▶ _BRIEF_: Give every line from the entries that contains "JSON".

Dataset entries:
§ §

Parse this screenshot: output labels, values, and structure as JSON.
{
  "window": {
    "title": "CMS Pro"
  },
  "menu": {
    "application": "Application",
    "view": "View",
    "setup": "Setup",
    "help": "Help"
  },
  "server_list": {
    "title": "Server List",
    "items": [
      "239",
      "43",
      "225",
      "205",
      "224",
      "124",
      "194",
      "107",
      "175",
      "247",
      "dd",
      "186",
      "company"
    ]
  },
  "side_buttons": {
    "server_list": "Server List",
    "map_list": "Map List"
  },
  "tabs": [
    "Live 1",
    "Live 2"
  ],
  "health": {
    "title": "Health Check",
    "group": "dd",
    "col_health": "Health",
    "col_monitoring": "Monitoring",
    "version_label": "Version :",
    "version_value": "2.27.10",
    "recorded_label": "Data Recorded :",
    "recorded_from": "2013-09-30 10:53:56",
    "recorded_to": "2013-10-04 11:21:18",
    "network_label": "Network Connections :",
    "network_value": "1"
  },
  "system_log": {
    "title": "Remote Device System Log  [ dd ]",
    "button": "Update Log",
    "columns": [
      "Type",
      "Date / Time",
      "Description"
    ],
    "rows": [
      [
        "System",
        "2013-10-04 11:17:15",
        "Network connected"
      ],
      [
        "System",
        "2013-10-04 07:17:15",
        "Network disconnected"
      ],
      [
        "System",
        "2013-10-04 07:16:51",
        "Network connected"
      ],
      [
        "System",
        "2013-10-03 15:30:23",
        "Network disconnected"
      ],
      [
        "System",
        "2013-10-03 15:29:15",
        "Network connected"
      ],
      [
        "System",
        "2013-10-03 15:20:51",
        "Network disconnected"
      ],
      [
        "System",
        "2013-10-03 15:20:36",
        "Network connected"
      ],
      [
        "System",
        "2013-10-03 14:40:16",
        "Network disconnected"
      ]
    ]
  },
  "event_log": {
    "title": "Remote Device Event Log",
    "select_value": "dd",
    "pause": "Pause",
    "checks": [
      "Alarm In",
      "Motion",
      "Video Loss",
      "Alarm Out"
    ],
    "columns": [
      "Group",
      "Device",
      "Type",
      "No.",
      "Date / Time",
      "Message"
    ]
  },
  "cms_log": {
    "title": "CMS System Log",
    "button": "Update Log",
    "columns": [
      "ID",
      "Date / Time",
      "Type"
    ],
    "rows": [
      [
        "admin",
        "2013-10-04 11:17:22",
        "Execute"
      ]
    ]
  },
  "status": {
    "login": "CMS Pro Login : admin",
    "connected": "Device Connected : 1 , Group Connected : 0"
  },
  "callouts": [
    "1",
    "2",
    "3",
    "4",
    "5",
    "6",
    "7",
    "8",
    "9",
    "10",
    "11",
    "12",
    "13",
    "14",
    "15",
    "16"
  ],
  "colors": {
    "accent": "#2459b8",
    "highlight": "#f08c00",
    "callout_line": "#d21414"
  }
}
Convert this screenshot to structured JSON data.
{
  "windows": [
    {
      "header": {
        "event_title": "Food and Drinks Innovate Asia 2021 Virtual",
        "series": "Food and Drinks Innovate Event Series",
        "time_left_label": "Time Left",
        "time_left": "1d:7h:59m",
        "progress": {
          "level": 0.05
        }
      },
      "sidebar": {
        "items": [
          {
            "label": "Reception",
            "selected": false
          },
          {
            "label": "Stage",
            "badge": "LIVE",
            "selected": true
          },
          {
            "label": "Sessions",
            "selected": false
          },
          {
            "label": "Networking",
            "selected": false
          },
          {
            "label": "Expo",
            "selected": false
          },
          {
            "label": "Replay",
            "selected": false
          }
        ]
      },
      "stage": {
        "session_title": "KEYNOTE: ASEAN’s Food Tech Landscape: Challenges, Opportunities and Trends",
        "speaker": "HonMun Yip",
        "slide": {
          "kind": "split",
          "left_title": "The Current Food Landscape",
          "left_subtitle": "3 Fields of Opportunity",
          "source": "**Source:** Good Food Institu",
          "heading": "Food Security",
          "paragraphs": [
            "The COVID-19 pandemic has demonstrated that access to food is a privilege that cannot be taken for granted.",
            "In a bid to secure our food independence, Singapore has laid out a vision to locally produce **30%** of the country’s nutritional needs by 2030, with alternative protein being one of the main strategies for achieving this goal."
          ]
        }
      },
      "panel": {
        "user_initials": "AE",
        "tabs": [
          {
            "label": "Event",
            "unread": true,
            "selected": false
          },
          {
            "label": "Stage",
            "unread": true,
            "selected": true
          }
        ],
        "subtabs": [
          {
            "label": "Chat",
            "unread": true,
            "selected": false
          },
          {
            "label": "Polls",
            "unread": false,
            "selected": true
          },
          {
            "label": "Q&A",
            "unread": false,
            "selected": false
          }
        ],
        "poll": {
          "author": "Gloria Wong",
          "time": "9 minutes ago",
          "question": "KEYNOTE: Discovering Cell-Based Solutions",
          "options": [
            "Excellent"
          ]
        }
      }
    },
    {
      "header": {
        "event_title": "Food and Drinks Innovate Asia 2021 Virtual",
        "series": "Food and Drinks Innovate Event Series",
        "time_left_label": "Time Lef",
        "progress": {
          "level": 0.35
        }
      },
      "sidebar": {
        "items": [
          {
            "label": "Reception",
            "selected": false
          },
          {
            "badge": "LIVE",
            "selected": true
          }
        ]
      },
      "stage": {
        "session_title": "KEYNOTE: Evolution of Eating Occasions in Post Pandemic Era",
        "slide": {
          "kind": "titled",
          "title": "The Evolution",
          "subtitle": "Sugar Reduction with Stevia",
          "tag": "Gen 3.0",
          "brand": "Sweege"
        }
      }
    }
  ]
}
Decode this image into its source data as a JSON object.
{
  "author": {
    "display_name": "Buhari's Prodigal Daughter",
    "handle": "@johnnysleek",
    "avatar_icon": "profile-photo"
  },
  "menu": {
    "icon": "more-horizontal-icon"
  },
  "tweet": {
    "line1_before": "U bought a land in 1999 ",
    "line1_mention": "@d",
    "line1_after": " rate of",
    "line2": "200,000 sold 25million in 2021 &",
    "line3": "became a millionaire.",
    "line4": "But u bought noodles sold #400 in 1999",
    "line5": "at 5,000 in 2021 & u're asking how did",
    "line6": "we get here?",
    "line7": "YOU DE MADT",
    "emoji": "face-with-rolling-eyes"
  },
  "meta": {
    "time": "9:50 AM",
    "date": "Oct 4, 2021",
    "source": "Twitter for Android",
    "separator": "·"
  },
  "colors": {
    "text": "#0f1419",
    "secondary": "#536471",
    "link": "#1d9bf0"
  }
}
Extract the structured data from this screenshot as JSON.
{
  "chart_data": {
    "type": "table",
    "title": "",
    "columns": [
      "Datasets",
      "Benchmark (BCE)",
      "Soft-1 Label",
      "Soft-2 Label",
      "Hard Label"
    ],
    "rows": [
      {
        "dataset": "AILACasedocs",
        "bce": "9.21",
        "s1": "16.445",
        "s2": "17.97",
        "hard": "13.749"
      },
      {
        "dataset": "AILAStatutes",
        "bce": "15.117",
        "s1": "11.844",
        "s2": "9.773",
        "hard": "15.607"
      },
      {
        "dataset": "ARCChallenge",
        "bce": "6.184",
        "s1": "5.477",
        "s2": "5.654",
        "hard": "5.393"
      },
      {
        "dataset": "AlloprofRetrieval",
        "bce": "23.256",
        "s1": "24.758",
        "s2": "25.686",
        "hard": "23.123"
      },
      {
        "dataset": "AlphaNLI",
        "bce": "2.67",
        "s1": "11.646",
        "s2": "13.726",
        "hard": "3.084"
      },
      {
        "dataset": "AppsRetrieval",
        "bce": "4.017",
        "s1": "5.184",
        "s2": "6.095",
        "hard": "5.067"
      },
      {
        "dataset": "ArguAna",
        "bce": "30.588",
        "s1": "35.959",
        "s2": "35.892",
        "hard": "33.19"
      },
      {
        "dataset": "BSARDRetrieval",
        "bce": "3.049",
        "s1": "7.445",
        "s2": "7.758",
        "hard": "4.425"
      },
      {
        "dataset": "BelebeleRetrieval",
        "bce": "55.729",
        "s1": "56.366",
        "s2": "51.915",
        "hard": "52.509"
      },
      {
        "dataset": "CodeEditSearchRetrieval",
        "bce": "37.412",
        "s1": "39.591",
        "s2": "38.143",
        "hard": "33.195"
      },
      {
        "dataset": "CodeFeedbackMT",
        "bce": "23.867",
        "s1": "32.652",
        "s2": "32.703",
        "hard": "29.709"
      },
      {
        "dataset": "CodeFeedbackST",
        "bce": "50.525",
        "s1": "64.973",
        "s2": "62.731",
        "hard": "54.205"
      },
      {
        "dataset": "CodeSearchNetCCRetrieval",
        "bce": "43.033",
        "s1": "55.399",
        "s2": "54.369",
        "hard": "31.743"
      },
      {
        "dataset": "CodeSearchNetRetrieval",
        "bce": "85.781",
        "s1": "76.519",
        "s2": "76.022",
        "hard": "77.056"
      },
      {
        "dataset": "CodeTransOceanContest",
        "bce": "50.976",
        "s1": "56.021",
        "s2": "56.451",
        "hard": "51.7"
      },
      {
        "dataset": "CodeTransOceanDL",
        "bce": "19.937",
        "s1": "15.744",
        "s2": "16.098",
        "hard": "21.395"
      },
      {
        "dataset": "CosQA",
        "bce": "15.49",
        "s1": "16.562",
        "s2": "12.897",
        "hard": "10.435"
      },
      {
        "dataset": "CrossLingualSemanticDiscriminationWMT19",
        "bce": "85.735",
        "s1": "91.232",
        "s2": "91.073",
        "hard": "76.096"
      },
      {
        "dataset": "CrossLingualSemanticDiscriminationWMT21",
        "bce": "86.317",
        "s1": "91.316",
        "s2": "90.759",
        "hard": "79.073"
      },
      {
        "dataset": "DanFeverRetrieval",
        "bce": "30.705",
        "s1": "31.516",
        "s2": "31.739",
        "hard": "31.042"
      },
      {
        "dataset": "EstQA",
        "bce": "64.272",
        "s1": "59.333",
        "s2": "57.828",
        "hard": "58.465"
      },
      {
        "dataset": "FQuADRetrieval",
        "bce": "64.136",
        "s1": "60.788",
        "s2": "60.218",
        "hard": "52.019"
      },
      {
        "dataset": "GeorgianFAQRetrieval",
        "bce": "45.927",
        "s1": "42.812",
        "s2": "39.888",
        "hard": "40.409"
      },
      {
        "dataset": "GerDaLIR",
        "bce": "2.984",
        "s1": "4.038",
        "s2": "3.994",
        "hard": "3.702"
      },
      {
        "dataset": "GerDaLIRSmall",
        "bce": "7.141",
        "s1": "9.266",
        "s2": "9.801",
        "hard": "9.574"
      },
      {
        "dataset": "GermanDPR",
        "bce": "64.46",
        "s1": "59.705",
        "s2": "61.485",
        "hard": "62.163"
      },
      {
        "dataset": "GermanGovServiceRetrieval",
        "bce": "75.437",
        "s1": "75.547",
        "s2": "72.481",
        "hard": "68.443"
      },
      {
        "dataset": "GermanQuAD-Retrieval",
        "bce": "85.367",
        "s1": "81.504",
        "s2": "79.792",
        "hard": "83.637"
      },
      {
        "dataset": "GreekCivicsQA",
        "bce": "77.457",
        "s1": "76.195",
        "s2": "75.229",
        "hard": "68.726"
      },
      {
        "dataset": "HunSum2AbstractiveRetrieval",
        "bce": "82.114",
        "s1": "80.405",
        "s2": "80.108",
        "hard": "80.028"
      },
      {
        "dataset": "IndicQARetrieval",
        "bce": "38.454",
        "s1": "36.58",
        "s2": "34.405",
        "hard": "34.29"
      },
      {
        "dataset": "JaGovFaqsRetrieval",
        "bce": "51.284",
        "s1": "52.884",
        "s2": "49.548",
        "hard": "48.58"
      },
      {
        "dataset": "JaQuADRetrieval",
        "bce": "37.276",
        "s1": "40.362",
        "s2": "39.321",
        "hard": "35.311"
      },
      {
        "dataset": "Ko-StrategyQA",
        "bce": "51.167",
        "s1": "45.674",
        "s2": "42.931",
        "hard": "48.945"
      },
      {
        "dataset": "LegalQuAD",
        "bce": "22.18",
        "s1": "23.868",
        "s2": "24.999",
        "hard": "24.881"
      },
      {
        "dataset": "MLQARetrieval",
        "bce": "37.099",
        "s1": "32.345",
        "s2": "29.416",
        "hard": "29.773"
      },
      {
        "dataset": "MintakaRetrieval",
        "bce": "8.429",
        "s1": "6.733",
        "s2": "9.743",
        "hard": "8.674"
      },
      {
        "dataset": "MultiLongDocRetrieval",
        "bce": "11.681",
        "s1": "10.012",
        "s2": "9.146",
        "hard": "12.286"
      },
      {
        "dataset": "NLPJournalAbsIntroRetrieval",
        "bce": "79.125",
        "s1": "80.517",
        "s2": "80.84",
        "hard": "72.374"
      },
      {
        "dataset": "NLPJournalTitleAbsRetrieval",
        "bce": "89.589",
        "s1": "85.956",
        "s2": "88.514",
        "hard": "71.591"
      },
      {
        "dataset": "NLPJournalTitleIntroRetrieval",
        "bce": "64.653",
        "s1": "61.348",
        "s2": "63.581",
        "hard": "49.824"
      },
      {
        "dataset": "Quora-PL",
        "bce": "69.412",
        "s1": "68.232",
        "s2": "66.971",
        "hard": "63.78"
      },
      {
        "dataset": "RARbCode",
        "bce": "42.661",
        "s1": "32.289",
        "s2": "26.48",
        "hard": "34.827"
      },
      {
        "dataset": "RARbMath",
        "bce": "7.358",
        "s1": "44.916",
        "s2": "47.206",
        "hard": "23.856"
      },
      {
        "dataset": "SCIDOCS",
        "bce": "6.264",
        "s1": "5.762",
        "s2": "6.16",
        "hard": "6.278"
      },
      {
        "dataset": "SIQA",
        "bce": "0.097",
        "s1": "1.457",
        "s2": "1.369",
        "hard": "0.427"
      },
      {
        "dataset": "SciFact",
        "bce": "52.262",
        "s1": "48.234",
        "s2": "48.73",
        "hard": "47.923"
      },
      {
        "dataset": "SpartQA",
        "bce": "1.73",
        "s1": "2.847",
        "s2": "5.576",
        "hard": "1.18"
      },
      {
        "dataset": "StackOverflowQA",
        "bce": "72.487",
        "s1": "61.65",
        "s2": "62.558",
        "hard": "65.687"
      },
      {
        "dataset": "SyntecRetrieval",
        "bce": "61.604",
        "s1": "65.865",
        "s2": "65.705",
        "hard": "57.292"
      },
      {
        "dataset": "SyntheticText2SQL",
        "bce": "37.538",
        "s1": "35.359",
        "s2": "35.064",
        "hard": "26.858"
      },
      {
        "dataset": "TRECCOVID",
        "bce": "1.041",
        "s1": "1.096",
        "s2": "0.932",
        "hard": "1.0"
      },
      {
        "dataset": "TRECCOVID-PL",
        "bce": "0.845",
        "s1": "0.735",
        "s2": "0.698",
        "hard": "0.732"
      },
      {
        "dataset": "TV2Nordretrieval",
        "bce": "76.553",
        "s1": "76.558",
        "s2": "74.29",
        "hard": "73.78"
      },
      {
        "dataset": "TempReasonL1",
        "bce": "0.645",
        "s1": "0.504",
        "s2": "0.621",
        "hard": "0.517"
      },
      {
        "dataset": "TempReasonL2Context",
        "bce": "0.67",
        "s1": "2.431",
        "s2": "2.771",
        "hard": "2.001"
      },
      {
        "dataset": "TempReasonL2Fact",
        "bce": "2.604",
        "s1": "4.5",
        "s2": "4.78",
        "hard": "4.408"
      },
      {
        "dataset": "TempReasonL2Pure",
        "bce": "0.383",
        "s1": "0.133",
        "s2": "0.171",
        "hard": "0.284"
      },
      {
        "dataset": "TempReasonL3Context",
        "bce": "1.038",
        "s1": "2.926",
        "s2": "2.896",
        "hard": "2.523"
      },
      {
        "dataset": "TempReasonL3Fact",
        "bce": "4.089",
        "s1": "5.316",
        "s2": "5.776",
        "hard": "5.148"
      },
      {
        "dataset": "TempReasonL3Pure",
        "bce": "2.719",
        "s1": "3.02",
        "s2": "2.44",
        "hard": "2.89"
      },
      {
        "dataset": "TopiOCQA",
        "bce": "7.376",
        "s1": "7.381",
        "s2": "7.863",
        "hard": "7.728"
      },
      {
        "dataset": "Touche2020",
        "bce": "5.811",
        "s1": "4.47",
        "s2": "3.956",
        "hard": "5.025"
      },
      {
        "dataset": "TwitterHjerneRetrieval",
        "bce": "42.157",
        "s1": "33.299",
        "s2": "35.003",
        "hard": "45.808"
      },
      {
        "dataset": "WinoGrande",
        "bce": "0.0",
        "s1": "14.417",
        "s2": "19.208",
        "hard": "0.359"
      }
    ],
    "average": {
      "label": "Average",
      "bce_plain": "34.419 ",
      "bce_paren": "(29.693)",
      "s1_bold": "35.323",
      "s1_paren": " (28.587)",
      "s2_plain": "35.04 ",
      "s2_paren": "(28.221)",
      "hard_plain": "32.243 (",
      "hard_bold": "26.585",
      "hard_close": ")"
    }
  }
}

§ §

▶ _WRITTEN RESPONSE_:
Parse this screenshot: output labels, values, and structure as JSON.
Convert this screenshot to structured JSON data.
Decode this image into its source data as a JSON object.
Extract the structured data from this screenshot as JSON.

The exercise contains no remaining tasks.